“Well, there are certain informations that are not told to the public, yes...” she said trepidatiously, as if she were telling me a secret. “I have seen some things, so precious and rare, so much intricacy,” she speaks in a breathier, lower tone, leaning forward just a millimeter, “it gets to a point where it is more like art than anything else.” I nodded, understanding.
“I wonder,” I said to her in reply, “what the equivalent would be in music?”
She considers this for a moment, her chin clutched in her front three fingers.
She then said, “Well, there is this French composer who I have seen his show. He uses his music with lasers. It was very amazing.”
-Rue St. François, present day, raining-
I duck into my final stop, a fine jewelry seller called Bucherer, which by now is filled to the brim with rich-looking people a few glasses deep, hiding from the rain and chatting in tight circles. I edge my way through the crowd, nodding bon soir to the shopkeepers lining the wall; there are servers with plates of smoked salmon sandwiches on moist rye bread, with fresh fruits and berries on high tables. I find the bar and extend my glass with a thankful smile, and I am poured a glass of 2014 Clos de Bonnet, an artfully made sparkling wine bottled in Rolle, which I can see from my balcony. Having never tried it before, I am smacked in the face by the aroma wafting up over the lip of my glass, that of fresh strawberries, and a blade of happiness one could imagine tasting like powdered sugar, but with no semblance of sweetness. I sip the sparkler, and the millions of tiny, fine bubbles froth on my tongue, carrying with them bushels of ripe, sun kissed strawberries plucked on a brisk Swiss morning in 2014. Never before have I tasted red fruits from a fine sparkling wine, done so elegantly and not at all kitschy. I’m in love. The face I make into the glass after my first sip gives me away, and I’m immediately introduced to the winemaker, Monsieur Bonnet, who speaks some English. He shakes my hand. I tell him his wine, out of all the others I tasted, was my favorite, hands down. He nods, knowingly and proudly. He has received this same praise many times before.

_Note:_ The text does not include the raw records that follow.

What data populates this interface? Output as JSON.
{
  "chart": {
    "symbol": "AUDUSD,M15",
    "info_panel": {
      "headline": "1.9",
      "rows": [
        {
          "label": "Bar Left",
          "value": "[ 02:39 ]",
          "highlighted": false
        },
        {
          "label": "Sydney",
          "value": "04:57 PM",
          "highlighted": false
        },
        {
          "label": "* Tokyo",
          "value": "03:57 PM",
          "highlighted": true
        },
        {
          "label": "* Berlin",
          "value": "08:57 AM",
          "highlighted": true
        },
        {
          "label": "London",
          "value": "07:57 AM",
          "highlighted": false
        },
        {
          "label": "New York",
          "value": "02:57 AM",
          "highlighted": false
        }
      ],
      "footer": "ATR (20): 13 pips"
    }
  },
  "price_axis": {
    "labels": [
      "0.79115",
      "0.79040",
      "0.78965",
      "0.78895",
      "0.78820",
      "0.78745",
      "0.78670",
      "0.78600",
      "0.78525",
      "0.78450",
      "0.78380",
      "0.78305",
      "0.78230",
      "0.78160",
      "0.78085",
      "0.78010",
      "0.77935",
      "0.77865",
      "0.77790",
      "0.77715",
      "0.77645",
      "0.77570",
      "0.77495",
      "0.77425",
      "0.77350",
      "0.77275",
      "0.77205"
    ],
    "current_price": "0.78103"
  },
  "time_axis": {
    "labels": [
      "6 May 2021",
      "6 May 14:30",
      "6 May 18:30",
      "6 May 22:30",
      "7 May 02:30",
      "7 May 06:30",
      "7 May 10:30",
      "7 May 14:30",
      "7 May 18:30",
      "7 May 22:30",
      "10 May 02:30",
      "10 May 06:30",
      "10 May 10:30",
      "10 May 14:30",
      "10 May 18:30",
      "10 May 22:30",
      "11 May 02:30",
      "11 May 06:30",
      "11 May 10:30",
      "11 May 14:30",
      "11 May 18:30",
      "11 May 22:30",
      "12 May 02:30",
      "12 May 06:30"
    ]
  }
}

I stand against the wall, thoughtfully sipping my new favorite sparkling wine, watching the crowd splash in and out, like the cycling of the tides. The card of my new friend from Hermès is lining my back pocket; my mini Stella handbag rests at my side, the long metal chain strapped across my body messenger-style.
Why do I like this so much?
Could it possibly be the fine clothes that rich people wear to events like this: the suits, the jewelry, the handbags? Or maybe could it be the community aspect: the plates of hors d’oeuvres; everyone is wearing the same fuchsia bracelet; the luxury shops with doors open wide after 6pm? Or could it be that I love the exclusivity of it all: the list of names, the inside information, the high art, and the coveted vintage poured without hesitation? The vintner himself stands behind the bar, extending a hand.
I just like to like things. And the better the things are, the more I like them. It’s that simple. I guess I desire to be on that list, and many more in the future; but not to someday grow tired, oversaturated with experiences, showing up late with a sour grapes look on my face. I’m happy making chili on weeknights. But I live for those blissful moments with the feel of fresh, soft cotton underneath my fingertips; trading Harry Winston secrets in a spiked jean jacket; and the taste of crisp, ripe strawberries on my tongue.